Twelve hundred college students sat—and, frequently enough, jumped and applauded—in a cavernous convention space in Washington, D.C., on Sunday, rallying to get the Democratic National Committee to include the word “occupation” in the party’s national platform. One young woman from Tufts University rose to tell the crowd about her experiences on a tour of Israel and the occupied territories, “Read originalRead More
There’s a certain rhythm to the last two presidential scandals that led to impeachment proceedings. Richard Nixon denied that he had tried to cover up the Watergate break-in during the two-year scandal that followed. The Supreme Court forced him to hand over the White House tapes to prosecutors, including Read originalRead More
After nine months of negotiation, Nancy Pelosi has unveiled her proposal to reduce drug prices. The bill would allow the Secretary of Health and Human Services to negotiate with drug companies on the Medicare prices of between 25 and 250 drugs, setting an upper price limit of 120 percent of the average price of drugs in six other countries.
When it comes to North Carolina politics, there’s not much left to say, and yet there is everything to shout.
Tuesday night, right-wing Republican Dan Bishop claimed the 9th district over moderate Democrat Dan McCready in a heavily watched special election for the House of Representatives. The seat remained vacant after the 2018 midterms due to revelations of GOP-backed ballot fraud.

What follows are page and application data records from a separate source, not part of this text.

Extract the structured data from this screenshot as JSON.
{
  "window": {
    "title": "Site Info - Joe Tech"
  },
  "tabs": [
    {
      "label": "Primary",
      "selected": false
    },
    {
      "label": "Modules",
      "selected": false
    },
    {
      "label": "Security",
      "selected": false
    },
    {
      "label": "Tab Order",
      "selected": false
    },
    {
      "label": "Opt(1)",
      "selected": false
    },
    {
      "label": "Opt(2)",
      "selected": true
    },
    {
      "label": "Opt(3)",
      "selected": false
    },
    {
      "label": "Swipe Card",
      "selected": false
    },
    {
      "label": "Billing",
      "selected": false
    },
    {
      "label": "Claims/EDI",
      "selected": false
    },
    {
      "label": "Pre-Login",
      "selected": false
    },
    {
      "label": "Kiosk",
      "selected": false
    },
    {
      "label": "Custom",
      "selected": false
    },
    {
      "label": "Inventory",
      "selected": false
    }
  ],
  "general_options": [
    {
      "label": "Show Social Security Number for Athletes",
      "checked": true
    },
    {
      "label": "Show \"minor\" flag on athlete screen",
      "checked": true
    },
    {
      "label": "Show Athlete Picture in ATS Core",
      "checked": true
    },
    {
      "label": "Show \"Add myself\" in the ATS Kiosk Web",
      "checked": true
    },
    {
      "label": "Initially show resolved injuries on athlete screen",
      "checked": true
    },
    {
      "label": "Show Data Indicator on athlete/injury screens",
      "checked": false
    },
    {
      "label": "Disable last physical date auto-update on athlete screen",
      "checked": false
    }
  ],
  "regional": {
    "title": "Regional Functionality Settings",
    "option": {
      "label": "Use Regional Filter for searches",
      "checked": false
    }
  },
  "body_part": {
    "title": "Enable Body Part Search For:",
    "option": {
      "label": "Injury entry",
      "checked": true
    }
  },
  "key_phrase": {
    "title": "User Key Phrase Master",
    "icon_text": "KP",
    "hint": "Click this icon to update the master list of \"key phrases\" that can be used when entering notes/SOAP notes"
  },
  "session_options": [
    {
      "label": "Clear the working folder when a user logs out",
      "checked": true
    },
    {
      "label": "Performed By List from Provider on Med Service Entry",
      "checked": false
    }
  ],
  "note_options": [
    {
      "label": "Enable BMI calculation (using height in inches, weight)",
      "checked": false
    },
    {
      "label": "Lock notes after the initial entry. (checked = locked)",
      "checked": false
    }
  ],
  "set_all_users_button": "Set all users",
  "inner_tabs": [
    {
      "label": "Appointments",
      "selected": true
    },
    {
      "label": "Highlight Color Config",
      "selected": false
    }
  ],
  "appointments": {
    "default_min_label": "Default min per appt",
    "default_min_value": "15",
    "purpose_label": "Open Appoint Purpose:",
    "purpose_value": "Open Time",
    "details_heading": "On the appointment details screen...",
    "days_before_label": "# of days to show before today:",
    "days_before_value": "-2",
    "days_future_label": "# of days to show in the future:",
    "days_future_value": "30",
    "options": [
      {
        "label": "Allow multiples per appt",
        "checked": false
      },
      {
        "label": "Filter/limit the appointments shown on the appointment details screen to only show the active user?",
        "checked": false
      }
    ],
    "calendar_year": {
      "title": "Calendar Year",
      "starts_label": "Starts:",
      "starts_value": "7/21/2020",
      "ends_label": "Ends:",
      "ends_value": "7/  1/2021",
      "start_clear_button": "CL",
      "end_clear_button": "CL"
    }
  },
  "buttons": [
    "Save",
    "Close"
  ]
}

In this Democratic primary, it can be difficult to distinguish between the candidates’ various criminal justice reform proposals—but at least they have them. Finally, maybe, Democratic presidential candidates no longer need to signal their “tough on crime” stance. They can propose that some criminal laws should be scrapped. They can commit to reducing the number of people in cages, whether that’s in a county jail or a federal prison.
In less than two weeks, the ten leading Democratic candidates will all appear on the same debate stage for the first time. Outlets priming the pump for what will likely be the most important day of the nascent primary season are teasing a series of potential conflicts: Joe Biden vs. Elizabeth Warren. Bernie Sanders vs.

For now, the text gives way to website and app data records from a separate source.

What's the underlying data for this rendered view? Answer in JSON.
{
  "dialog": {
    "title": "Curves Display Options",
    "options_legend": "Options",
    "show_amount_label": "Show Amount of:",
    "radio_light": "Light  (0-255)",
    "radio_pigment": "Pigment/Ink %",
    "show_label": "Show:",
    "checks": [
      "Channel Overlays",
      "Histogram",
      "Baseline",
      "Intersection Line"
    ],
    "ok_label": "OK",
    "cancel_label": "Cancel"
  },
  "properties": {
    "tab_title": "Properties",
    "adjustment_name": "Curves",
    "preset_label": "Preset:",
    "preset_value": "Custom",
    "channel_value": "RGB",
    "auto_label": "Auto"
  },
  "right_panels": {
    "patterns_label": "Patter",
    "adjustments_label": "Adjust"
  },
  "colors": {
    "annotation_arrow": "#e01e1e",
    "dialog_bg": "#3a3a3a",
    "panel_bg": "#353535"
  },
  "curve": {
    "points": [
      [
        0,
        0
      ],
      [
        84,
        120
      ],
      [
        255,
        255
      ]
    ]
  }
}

Beto O’Rourke is sick of people telling him to run for Senate again. “You know the question’s going to keep coming up,” MSNBC’s Lawrence O’Donnell told O’Rourke on Thursday, “this question of what about dropping out of this presidential race and taking up the race for the Senate.
The recession alarm bells are sounding. Anxiety about the direction of the global economy has been growing for some time, amid concern about President Trump’s trade war with China, economic slowdowns in major economies like China and Germany, and Brexit. On Wednesday, the country received perhaps the Read originalRead More
For nearly three decades, American immigration policies have reenforced the false notion that undocumented immigrants are dangerous criminals. From Bill Clinton’s militarization of the southern border in 1993 to the creation of Immigration and Customs Enforcement (ICE) after the September 11, 2001 attacks—and now to Donald Trump’s detention of asylum seekers in concentration camps—Washington has normalized the view that undocumented immigrants are a threat to America.